I‘m sure that the trials that the Butler Street bypass and the transit station will inflict on the local neighbourhood are far from over.
Of course, those trials were already outlined (and ignored) in the futile submissions we were invited to make before the process went inexorably ahead.
The latest imposition has been what I consider ad hoc closures of the rail crossing in Butler Street. Now, at least one worker assured me, that there had been public consultation on this matter and ‘approval’ obtained. But I am not aware of any ‘consultation’ or ‘leaflet drop’ having occurred. So it was damned annoying, on Monday last, to find it closed off to pedestrians with the invitation to walk down to the Shirley Street end. When of course any who had business back up Jonson Street would now need to add perhaps twenty minutes’ walk to their journey. I walk a lot, but I certainly did not enjoy the extra walk in blazing sun and sticky heat! The point is, we were not prepared for this. I know of older people who certainly would find this extra locomotion arduous in the extreme.
Apparently, the decision on this was made in Sydney by, I understand, State Rail, as they have the transit station under their aegis. But Hazel Bros. are contracted to do the work, so why is there no intermediary here who will offer some explanation without the shrugged off comment that it was nothing to do with them?
Trying to find any telephone number to contact a suitable spokesperson in Sydney I found a hopeless task; but then I find few modern organisations want to have public contact. I believe many of them try to ensure it doesn’t happen. Increasingly, I find this leads to the anonymity of contemporary society.
I fail to see why some temporary access to town across the railway isn’t offered closer than the present detour suggested to hapless, bewildered and often heat-exhausted pedestrians. But that would mean some understanding from an organisation in Sydney of a local reality.
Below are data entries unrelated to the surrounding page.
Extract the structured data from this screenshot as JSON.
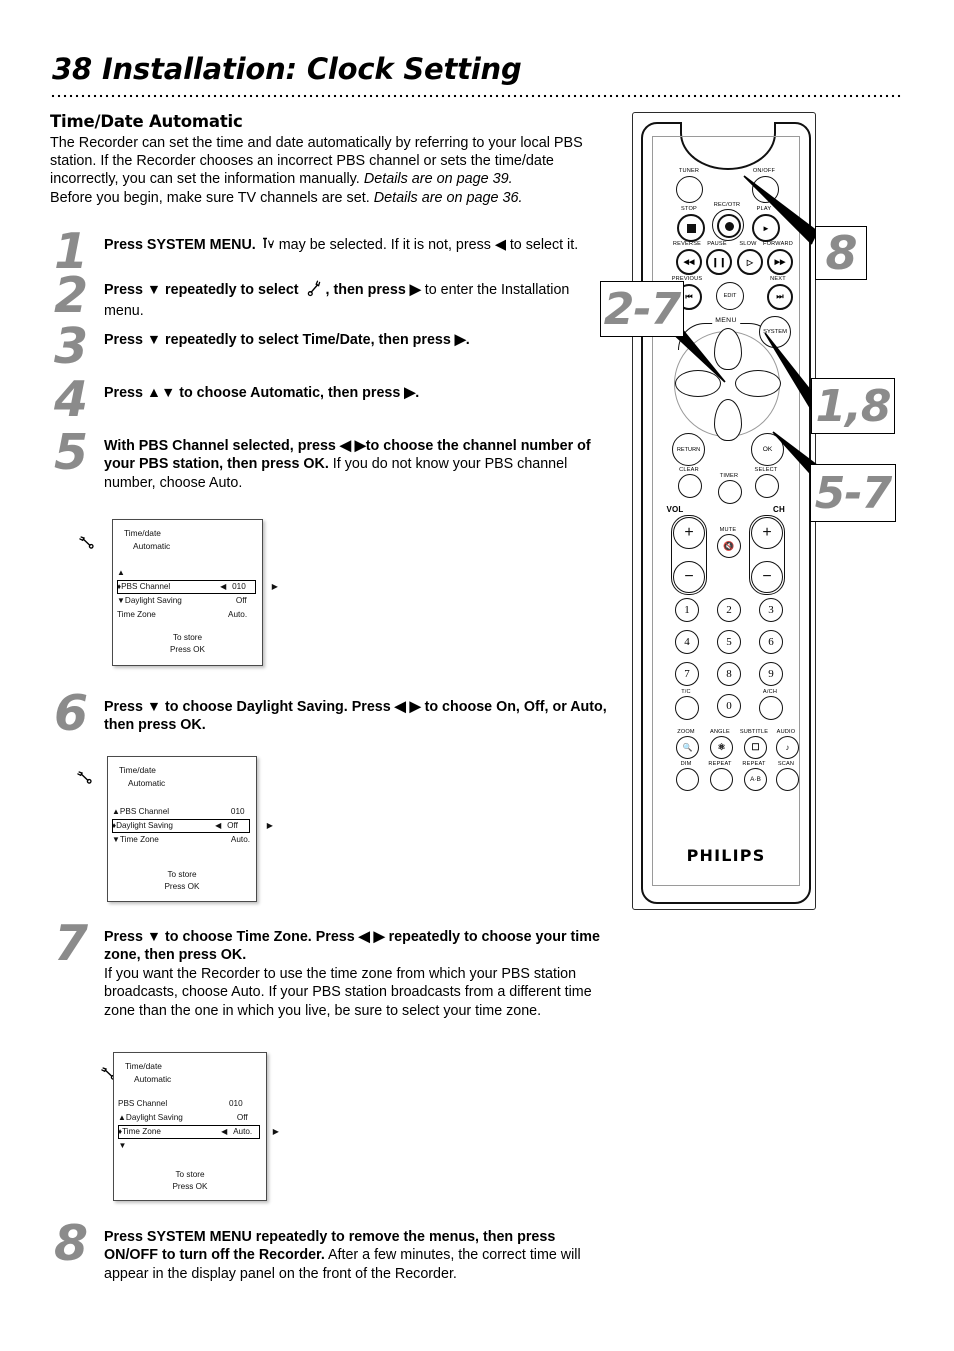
{
  "header": {
    "page_number": "38",
    "title": "Installation: Clock Setting"
  },
  "section": {
    "title": "Time/Date Automatic",
    "paragraph_1": "The Recorder can set the time and date automatically by referring to your local PBS station. If the Recorder chooses an incorrect PBS channel or sets the time/date incorrectly, you can set the information manually. ",
    "paragraph_1_italic": "Details are on page 39.",
    "paragraph_2": "Before you begin, make sure TV channels are set.  ",
    "paragraph_2_italic": "Details are on page 36."
  },
  "steps": [
    {
      "number": "1",
      "bold_a": "Press SYSTEM MENU.",
      "icon": "tv-antenna-icon",
      "rest": " may be selected. If it is not, press ◀ to select it."
    },
    {
      "number": "2",
      "bold_a": "Press ▼ repeatedly to select",
      "icon": "wrench-icon",
      "bold_b": ", then press ▶",
      "rest": " to enter the Installation menu."
    },
    {
      "number": "3",
      "bold_a": "Press ▼ repeatedly to select Time/Date, then press ▶."
    },
    {
      "number": "4",
      "bold_a": "Press ▲▼ to choose Automatic, then press ▶."
    },
    {
      "number": "5",
      "bold_a": "With PBS Channel selected, press ◀ ▶to choose the channel number of your PBS station, then press OK.",
      "rest": " If you do not know your PBS channel number, choose Auto."
    },
    {
      "number": "6",
      "bold_a": "Press ▼ to choose Daylight Saving. Press ◀ ▶ to choose On, Off, or Auto, then press OK."
    },
    {
      "number": "7",
      "bold_a": "Press ▼ to choose Time Zone. Press ◀ ▶ repeatedly to choose your time zone, then press OK.",
      "rest": "If you want the Recorder to use the time zone from which your PBS station broadcasts, choose Auto. If your PBS station broadcasts from a different time zone than the one in which you live, be sure to select your time zone."
    },
    {
      "number": "8",
      "bold_a": "Press SYSTEM MENU repeatedly to remove the menus, then press ON/OFF to turn off the Recorder.",
      "rest": " After a few minutes, the correct time will appear in the display panel on the front of the Recorder."
    }
  ],
  "osd_screens": [
    {
      "id": "osd-pbs-channel",
      "title_line1": "Time/date",
      "title_line2": "Automatic",
      "rows": [
        {
          "marker": "▲",
          "label": "",
          "value": "",
          "selected": false,
          "spacer": true
        },
        {
          "marker": "♦",
          "label": "PBS Channel",
          "value": "010",
          "selected": true,
          "arrows": true
        },
        {
          "marker": "▼",
          "label": "Daylight Saving",
          "value": "Off",
          "selected": false
        },
        {
          "marker": "",
          "label": "Time Zone",
          "value": "Auto.",
          "selected": false
        }
      ],
      "footer_line1": "To store",
      "footer_line2": "Press OK"
    },
    {
      "id": "osd-daylight-saving",
      "title_line1": "Time/date",
      "title_line2": "Automatic",
      "rows": [
        {
          "marker": "▲",
          "label": "PBS Channel",
          "value": "010",
          "selected": false
        },
        {
          "marker": "♦",
          "label": "Daylight Saving",
          "value": "Off",
          "selected": true,
          "arrows": true
        },
        {
          "marker": "▼",
          "label": "Time Zone",
          "value": "Auto.",
          "selected": false
        }
      ],
      "footer_line1": "To store",
      "footer_line2": "Press OK"
    },
    {
      "id": "osd-time-zone",
      "title_line1": "Time/date",
      "title_line2": "Automatic",
      "rows": [
        {
          "marker": "",
          "label": "PBS Channel",
          "value": "010",
          "selected": false
        },
        {
          "marker": "▲",
          "label": "Daylight Saving",
          "value": "Off",
          "selected": false
        },
        {
          "marker": "♦",
          "label": "Time Zone",
          "value": "Auto.",
          "selected": true,
          "arrows": true
        },
        {
          "marker": "▼",
          "label": "",
          "value": "",
          "selected": false,
          "spacer": true
        }
      ],
      "footer_line1": "To store",
      "footer_line2": "Press OK"
    }
  ],
  "remote": {
    "brand": "PHILIPS",
    "menu_label": "MENU",
    "captions": {
      "tuner": "TUNER",
      "onoff": "ON/OFF",
      "stop": "STOP",
      "recotr": "REC/OTR",
      "play": "PLAY",
      "reverse": "REVERSE",
      "pause": "PAUSE",
      "slow": "SLOW",
      "forward": "FORWARD",
      "previous": "PREVIOUS",
      "next": "NEXT",
      "edit": "EDIT",
      "system": "SYSTEM",
      "return": "RETURN",
      "ok": "OK",
      "clear": "CLEAR",
      "timer": "TIMER",
      "select": "SELECT",
      "vol": "VOL",
      "ch": "CH",
      "mute": "MUTE",
      "tc": "T/C",
      "ach": "A/CH",
      "zoom": "ZOOM",
      "angle": "ANGLE",
      "subtitle": "SUBTITLE",
      "audio": "AUDIO",
      "dim": "DIM",
      "repeat1": "REPEAT",
      "repeat2": "REPEAT",
      "scan": "SCAN",
      "repeat_ab": "A·B"
    },
    "numpad": [
      "1",
      "2",
      "3",
      "4",
      "5",
      "6",
      "7",
      "8",
      "9",
      "0"
    ],
    "vol_plus": "+",
    "vol_minus": "−",
    "ch_plus": "+",
    "ch_minus": "−"
  },
  "callouts": [
    {
      "id": "callout-8",
      "label": "8"
    },
    {
      "id": "callout-2-7",
      "label": "2-7"
    },
    {
      "id": "callout-1-8",
      "label": "1,8"
    },
    {
      "id": "callout-5-7",
      "label": "5-7"
    }
  ],
  "colors": {
    "step_number_gray": "#8b8b8b",
    "text_black": "#000000",
    "osd_border": "#4a4a4a"
  }
}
That late Sir Kingsley Amis wrote in the 1980s of what he called, ‘Sod the public’. This attitude is demonstrated, I find, with ever increasing frequency.